╭─ Task input
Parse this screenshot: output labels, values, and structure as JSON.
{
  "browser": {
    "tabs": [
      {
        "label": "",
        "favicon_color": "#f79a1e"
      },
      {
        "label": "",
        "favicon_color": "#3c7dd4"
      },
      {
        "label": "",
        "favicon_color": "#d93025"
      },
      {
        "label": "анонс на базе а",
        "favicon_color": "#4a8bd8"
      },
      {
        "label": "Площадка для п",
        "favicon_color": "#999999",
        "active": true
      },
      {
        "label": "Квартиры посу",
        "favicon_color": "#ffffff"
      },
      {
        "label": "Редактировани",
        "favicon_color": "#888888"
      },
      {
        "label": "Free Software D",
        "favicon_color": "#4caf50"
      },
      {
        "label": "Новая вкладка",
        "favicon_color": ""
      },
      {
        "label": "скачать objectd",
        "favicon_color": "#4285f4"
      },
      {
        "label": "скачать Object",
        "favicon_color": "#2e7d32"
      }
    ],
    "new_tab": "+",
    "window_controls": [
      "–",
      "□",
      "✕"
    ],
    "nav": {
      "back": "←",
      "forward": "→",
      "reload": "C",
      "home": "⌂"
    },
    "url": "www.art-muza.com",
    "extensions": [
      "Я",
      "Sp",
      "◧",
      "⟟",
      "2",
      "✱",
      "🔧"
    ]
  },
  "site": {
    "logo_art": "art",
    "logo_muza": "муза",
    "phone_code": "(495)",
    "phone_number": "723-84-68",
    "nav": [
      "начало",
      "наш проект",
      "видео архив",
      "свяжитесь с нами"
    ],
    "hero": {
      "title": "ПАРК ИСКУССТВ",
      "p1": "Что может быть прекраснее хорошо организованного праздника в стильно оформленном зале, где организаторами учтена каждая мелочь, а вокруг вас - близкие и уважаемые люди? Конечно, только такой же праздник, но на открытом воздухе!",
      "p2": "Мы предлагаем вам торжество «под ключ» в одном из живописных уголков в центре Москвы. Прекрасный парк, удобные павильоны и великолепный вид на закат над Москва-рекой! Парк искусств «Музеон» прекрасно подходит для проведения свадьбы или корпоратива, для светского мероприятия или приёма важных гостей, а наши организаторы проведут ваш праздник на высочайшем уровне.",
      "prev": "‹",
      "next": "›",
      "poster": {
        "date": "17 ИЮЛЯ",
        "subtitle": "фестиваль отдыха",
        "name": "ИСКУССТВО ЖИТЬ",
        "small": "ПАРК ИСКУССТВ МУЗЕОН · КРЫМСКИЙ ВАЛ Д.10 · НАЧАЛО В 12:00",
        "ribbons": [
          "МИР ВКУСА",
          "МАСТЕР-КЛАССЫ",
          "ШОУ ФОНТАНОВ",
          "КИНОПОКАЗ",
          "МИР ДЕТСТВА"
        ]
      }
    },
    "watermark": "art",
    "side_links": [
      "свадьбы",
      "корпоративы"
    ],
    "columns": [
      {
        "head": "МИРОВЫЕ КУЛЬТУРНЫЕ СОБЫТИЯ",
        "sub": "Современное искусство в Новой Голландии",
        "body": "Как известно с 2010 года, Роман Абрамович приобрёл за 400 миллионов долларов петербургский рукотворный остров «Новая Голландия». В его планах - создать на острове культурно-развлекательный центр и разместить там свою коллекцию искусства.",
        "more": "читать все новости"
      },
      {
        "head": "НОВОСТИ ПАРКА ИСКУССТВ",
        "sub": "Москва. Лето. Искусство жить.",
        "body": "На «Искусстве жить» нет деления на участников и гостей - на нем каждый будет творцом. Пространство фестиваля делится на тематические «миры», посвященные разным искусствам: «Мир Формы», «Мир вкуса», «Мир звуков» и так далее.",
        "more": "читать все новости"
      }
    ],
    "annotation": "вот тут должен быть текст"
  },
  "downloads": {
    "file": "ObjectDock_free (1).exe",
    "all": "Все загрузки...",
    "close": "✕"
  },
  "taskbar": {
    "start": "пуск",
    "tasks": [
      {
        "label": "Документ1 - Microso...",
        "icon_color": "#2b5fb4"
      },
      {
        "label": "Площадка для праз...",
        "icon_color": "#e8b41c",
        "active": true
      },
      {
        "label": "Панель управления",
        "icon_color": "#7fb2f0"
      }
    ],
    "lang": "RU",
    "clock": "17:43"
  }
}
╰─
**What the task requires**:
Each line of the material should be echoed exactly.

**Answer for this exercise**:
Parse this screenshot: output labels, values, and structure as JSON.
{
  "browser": {
    "tabs": [
      {
        "label": "",
        "favicon_color": "#f79a1e"
      },
      {
        "label": "",
        "favicon_color": "#3c7dd4"
      },
      {
        "label": "",
        "favicon_color": "#d93025"
      },
      {
        "label": "анонс на базе а",
        "favicon_color": "#4a8bd8"
      },
      {
        "label": "Площадка для п",
        "favicon_color": "#999999",
        "active": true
      },
      {
        "label": "Квартиры посу",
        "favicon_color": "#ffffff"
      },
      {
        "label": "Редактировани",
        "favicon_color": "#888888"
      },
      {
        "label": "Free Software D",
        "favicon_color": "#4caf50"
      },
      {
        "label": "Новая вкладка",
        "favicon_color": ""
      },
      {
        "label": "скачать objectd",
        "favicon_color": "#4285f4"
      },
      {
        "label": "скачать Object",
        "favicon_color": "#2e7d32"
      }
    ],
    "new_tab": "+",
    "window_controls": [
      "–",
      "□",
      "✕"
    ],
    "nav": {
      "back": "←",
      "forward": "→",
      "reload": "C",
      "home": "⌂"
    },
    "url": "www.art-muza.com",
    "extensions": [
      "Я",
      "Sp",
      "◧",
      "⟟",
      "2",
      "✱",
      "🔧"
    ]
  },
  "site": {
    "logo_art": "art",
    "logo_muza": "муза",
    "phone_code": "(495)",
    "phone_number": "723-84-68",
    "nav": [
      "начало",
      "наш проект",
      "видео архив",
      "свяжитесь с нами"
    ],
    "hero": {
      "title": "ПАРК ИСКУССТВ",
      "p1": "Что может быть прекраснее хорошо организованного праздника в стильно оформленном зале, где организаторами учтена каждая мелочь, а вокруг вас - близкие и уважаемые люди? Конечно, только такой же праздник, но на открытом воздухе!",
      "p2": "Мы предлагаем вам торжество «под ключ» в одном из живописных уголков в центре Москвы. Прекрасный парк, удобные павильоны и великолепный вид на закат над Москва-рекой! Парк искусств «Музеон» прекрасно подходит для проведения свадьбы или корпоратива, для светского мероприятия или приёма важных гостей, а наши организаторы проведут ваш праздник на высочайшем уровне.",
      "prev": "‹",
      "next": "›",
      "poster": {
        "date": "17 ИЮЛЯ",
        "subtitle": "фестиваль отдыха",
        "name": "ИСКУССТВО ЖИТЬ",
        "small": "ПАРК ИСКУССТВ МУЗЕОН · КРЫМСКИЙ ВАЛ Д.10 · НАЧАЛО В 12:00",
        "ribbons": [
          "МИР ВКУСА",
          "МАСТЕР-КЛАССЫ",
          "ШОУ ФОНТАНОВ",
          "КИНОПОКАЗ",
          "МИР ДЕТСТВА"
        ]
      }
    },
    "watermark": "art",
    "side_links": [
      "свадьбы",
      "корпоративы"
    ],
    "columns": [
      {
        "head": "МИРОВЫЕ КУЛЬТУРНЫЕ СОБЫТИЯ",
        "sub": "Современное искусство в Новой Голландии",
        "body": "Как известно с 2010 года, Роман Абрамович приобрёл за 400 миллионов долларов петербургский рукотворный остров «Новая Голландия». В его планах - создать на острове культурно-развлекательный центр и разместить там свою коллекцию искусства.",
        "more": "читать все новости"
      },
      {
        "head": "НОВОСТИ ПАРКА ИСКУССТВ",
        "sub": "Москва. Лето. Искусство жить.",
        "body": "На «Искусстве жить» нет деления на участников и гостей - на нем каждый будет творцом. Пространство фестиваля делится на тематические «миры», посвященные разным искусствам: «Мир Формы», «Мир вкуса», «Мир звуков» и так далее.",
        "more": "читать все новости"
      }
    ],
    "annotation": "вот тут должен быть текст"
  },
  "downloads": {
    "file": "ObjectDock_free (1).exe",
    "all": "Все загрузки...",
    "close": "✕"
  },
  "taskbar": {
    "start": "пуск",
    "tasks": [
      {
        "label": "Документ1 - Microso...",
        "icon_color": "#2b5fb4"
      },
      {
        "label": "Площадка для праз...",
        "icon_color": "#e8b41c",
        "active": true
      },
      {
        "label": "Панель управления",
        "icon_color": "#7fb2f0"
      }
    ],
    "lang": "RU",
    "clock": "17:43"
  }
}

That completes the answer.